Patients undergoing pulmonary resections often present postoperative air leaks of varying magnitude and duration; this complication is more frequent with incomplete or absent interlobar fissures. Small leaks close spontaneously within 5-7 days; larger leaks may persist longer and could be associated with increased morbidity and prolonged hospitalization. We evaluated the role of different techniques to complete interlobar fissures before pulmonary lobectomy to prevent postoperative air leaks and reduce hospital stay and costs.Methods:
A total of 30 patients undergoing pulmonary lobectomy for lung cancer and presenting incomplete interlobar fissures that needed to be opened both anteriorly and posteriorly were randomized into three groups. In Group I, fissures were created with a GIA stapler and buttressed with bovine pericardial sleeves. In Group II, we used TA 55 staplers alone; in Group III we used the ‘old fashion’ cautery, clamps and silk ties. The three groups were homogeneous for age, type of pulmonary resection and stage of the tumor. The duration of postoperative air leaks and hospital stay were compared with the one-way variance analysis.Results:
Postoperative air leaks for Groups I, II and III persisted for 2±0.94, 5.3±2 and 5.3±1.7 days, respectively. Mean hospital stay was 4.4±0.96, 7.8±2.14 and 7.2±1.5, respectively. The difference between groups in terms of duration of postoperative air leaks and hospital stay was statistically significant (P=0.0001).Conclusions:
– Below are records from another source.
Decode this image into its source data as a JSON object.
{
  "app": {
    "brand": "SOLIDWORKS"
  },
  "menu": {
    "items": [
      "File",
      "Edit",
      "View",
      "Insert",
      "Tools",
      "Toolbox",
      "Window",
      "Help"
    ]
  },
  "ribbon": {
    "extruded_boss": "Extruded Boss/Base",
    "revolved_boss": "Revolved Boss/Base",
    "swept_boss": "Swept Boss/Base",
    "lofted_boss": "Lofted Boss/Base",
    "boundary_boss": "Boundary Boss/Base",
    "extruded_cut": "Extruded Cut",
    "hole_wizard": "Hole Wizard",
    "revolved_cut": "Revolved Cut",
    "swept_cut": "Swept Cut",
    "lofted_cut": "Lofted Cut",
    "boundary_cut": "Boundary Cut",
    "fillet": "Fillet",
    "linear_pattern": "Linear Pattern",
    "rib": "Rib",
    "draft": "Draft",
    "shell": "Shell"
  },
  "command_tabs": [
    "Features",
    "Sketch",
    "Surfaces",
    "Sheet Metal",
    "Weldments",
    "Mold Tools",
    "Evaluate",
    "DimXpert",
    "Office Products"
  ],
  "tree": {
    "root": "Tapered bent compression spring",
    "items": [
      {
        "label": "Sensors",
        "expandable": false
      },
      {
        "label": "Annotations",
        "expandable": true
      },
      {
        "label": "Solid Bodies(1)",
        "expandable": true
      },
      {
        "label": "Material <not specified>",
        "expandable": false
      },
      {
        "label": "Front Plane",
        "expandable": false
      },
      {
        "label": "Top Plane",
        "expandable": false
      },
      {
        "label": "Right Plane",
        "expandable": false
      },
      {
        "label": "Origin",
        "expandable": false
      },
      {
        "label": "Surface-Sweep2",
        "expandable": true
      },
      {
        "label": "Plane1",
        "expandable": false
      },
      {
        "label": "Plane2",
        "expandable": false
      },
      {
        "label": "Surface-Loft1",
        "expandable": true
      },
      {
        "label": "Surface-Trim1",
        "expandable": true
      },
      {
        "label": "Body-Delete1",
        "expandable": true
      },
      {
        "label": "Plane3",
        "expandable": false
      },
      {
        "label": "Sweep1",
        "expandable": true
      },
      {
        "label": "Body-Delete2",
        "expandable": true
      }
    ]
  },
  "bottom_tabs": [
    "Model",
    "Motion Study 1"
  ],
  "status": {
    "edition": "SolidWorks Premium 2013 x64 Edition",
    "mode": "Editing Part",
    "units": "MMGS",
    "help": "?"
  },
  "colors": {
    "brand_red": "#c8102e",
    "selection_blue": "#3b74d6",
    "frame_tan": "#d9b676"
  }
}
The use of GIA staplers and pericardial sleeves to complete interlobar fissures for pulmonary lobectomy significantly reduces the duration of postoperative air leaks and hospital stay; no complications were associated with this technique.